It really will be a shame if there is broad participation between nations on the next climate treaty without the participation of the United States, the world’s superpower. It brings our commitment to climate change into question and makes us seem quite selfish, when we tout rhetoric about how the rest of the world needs to curb emissions as they develop. We already had our chance to develop and still continue to use the majority of energy per capita. At the same time, I agree with Alex that it is a good thing to recognize our limitations in order to conduct good environmental policy. If we just agree to any environmental parameters for symbolic purposes, we would be no different than Spain, Italy, and Japan who missed their targets. Then we’re right back to square one with little progress having been made. An effective treaty would need, among many things, the genuine participation of both the United States and China with realistic emissions goals. If a domestic framework could somehow be passed through Congress, the hard part would probably be over in getting the US on board.
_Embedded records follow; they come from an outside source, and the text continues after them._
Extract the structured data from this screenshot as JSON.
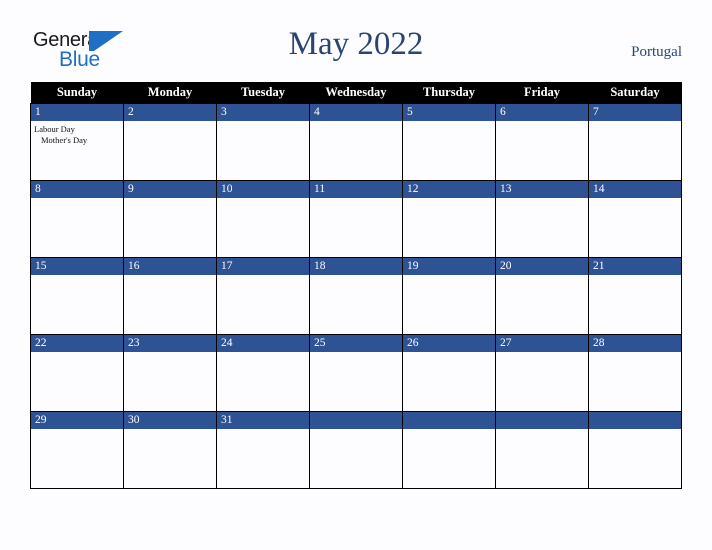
{
  "brand": {
    "line1": "General",
    "line2": "Blue",
    "color_dark": "#1a1a1a",
    "color_blue": "#1f6fc4"
  },
  "header": {
    "title": "May 2022",
    "country": "Portugal",
    "title_color": "#2b4570"
  },
  "calendar": {
    "weekday_headers": [
      "Sunday",
      "Monday",
      "Tuesday",
      "Wednesday",
      "Thursday",
      "Friday",
      "Saturday"
    ],
    "header_bg": "#000000",
    "daynum_bg": "#2e5395",
    "weeks": [
      [
        {
          "day": "1",
          "events": [
            {
              "text": "Labour Day",
              "indent": false
            },
            {
              "text": "Mother's Day",
              "indent": true
            }
          ]
        },
        {
          "day": "2",
          "events": []
        },
        {
          "day": "3",
          "events": []
        },
        {
          "day": "4",
          "events": []
        },
        {
          "day": "5",
          "events": []
        },
        {
          "day": "6",
          "events": []
        },
        {
          "day": "7",
          "events": []
        }
      ],
      [
        {
          "day": "8",
          "events": []
        },
        {
          "day": "9",
          "events": []
        },
        {
          "day": "10",
          "events": []
        },
        {
          "day": "11",
          "events": []
        },
        {
          "day": "12",
          "events": []
        },
        {
          "day": "13",
          "events": []
        },
        {
          "day": "14",
          "events": []
        }
      ],
      [
        {
          "day": "15",
          "events": []
        },
        {
          "day": "16",
          "events": []
        },
        {
          "day": "17",
          "events": []
        },
        {
          "day": "18",
          "events": []
        },
        {
          "day": "19",
          "events": []
        },
        {
          "day": "20",
          "events": []
        },
        {
          "day": "21",
          "events": []
        }
      ],
      [
        {
          "day": "22",
          "events": []
        },
        {
          "day": "23",
          "events": []
        },
        {
          "day": "24",
          "events": []
        },
        {
          "day": "25",
          "events": []
        },
        {
          "day": "26",
          "events": []
        },
        {
          "day": "27",
          "events": []
        },
        {
          "day": "28",
          "events": []
        }
      ],
      [
        {
          "day": "29",
          "events": []
        },
        {
          "day": "30",
          "events": []
        },
        {
          "day": "31",
          "events": []
        },
        {
          "day": "",
          "events": []
        },
        {
          "day": "",
          "events": []
        },
        {
          "day": "",
          "events": []
        },
        {
          "day": "",
          "events": []
        }
      ]
    ]
  }
}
Unfortunately, Congress along with China will be tricky situations to navigate successfully.

Mary Jennings Van Sant said...

Especially after not signing the Kyoto Protocol, it would be a mistake if the US does not agree to cut greenhouse-gas emissions. Given all the research and evidence that shows how badly emissions are hurting the environment and causing a series of problems, I think we should absolutely sign the treaty. Even though we do need to know our limitations and not just sign the treaty and not follow through like some of the other countries have done, I think that signing it would force us to act on the issue, even if we do not completely meet our goal, more than not signing at all. It would give us more motivation to cut emissions as much as possible and it would make us more committed to improving our greenhouse-gas emissions. By not signing it it we would just be proving even more the idea that many people and countries know that something needs to be done about the issue, but they do not want to have to be the one to make the sacrifices and changes.

Sasha Doss said...

I agree it would be unfortunate to see the U.S. decline in joining the international effort for emissions mitigation. As Alex points out, however, our joining will really be of no consequence if we regulate on our own the same we would if we signed the treaty. The only benefit to signing is our appearance of coordinating with other countries.